Data records for software interfaces:

== Segment start ==

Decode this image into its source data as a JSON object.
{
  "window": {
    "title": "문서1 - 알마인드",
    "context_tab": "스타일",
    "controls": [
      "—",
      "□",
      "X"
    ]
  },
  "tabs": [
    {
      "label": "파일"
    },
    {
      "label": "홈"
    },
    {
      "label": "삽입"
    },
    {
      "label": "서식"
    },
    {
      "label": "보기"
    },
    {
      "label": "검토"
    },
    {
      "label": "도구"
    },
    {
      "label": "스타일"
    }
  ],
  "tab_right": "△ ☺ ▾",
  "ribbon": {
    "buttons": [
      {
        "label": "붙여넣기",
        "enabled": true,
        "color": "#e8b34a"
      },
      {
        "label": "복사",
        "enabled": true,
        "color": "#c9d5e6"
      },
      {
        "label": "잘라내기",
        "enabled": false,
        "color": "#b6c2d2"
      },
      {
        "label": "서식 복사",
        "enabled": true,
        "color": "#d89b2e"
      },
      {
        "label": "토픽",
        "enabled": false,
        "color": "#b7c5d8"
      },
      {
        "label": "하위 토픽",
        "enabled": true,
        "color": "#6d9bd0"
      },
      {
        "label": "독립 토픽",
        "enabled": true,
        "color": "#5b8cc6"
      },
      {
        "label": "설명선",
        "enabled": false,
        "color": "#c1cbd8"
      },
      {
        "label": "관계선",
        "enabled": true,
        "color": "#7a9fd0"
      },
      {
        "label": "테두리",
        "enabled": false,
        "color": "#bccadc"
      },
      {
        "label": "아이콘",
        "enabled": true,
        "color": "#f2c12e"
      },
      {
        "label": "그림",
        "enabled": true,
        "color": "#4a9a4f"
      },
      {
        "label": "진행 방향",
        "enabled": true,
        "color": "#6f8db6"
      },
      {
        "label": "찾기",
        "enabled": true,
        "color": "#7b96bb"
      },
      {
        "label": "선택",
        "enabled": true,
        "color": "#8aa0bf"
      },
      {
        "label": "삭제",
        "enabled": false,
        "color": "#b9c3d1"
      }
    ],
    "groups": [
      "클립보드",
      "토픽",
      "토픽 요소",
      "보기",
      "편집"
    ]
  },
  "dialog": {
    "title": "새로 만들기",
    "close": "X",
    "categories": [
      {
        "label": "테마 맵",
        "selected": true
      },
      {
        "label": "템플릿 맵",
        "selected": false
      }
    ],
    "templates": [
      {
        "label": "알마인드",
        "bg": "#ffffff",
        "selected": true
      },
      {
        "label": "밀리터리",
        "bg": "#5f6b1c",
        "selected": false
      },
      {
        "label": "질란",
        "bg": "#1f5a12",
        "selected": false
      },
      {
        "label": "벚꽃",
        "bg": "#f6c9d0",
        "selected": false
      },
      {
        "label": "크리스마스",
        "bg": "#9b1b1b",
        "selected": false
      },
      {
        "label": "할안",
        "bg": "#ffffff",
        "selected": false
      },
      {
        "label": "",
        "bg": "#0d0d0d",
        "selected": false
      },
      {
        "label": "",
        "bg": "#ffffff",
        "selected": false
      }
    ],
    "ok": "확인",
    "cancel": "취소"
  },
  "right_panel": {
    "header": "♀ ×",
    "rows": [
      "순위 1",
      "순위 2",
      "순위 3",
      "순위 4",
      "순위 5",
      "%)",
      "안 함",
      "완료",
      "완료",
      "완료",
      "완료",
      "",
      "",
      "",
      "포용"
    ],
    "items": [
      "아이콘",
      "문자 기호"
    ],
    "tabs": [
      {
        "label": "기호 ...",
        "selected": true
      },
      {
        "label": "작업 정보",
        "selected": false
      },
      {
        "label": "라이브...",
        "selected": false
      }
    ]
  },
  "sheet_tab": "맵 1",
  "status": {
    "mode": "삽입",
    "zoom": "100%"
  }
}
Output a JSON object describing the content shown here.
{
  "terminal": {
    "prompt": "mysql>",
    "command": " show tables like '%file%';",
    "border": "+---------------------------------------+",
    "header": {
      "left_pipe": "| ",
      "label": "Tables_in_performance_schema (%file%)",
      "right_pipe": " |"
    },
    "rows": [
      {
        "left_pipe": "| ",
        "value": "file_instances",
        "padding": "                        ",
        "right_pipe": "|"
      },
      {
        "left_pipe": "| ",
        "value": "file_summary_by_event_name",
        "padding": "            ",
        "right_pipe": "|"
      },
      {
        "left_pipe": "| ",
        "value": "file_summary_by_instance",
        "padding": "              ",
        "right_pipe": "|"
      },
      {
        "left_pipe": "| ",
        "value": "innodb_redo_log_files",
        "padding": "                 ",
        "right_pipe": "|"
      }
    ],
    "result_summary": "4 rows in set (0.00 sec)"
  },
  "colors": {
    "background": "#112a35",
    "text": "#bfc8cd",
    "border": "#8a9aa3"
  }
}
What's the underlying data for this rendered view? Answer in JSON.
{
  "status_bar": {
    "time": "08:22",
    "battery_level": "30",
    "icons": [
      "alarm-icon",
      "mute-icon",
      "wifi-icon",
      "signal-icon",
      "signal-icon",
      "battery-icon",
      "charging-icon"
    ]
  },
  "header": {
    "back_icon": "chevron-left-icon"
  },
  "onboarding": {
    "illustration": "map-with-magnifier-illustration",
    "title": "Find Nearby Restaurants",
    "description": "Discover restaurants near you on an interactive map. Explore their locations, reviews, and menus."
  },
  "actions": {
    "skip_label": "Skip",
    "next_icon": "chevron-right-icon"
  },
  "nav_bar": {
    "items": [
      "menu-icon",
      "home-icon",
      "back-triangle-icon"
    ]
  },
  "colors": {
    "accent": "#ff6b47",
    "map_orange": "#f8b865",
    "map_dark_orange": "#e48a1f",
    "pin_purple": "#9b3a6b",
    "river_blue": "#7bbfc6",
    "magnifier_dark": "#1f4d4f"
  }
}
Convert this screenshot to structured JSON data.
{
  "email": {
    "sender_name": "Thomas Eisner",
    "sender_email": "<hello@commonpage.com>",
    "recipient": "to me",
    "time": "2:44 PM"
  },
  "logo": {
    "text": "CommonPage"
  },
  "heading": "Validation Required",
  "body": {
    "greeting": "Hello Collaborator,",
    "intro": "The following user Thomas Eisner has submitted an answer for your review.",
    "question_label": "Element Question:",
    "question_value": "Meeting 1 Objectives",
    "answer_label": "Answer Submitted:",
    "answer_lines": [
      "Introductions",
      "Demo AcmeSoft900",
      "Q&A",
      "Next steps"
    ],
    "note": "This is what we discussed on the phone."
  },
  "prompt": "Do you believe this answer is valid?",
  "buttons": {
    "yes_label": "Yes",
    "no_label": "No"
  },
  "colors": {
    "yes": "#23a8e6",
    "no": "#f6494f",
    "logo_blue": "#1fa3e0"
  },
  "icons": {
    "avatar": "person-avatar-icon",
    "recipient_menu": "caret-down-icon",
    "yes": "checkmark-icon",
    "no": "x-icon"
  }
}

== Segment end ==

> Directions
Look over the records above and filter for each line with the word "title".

> Output for this exercise
    "title": "문서1 - 알마인드",
    "title": "새로 만들기",
    "title": "Find Nearby Restaurants",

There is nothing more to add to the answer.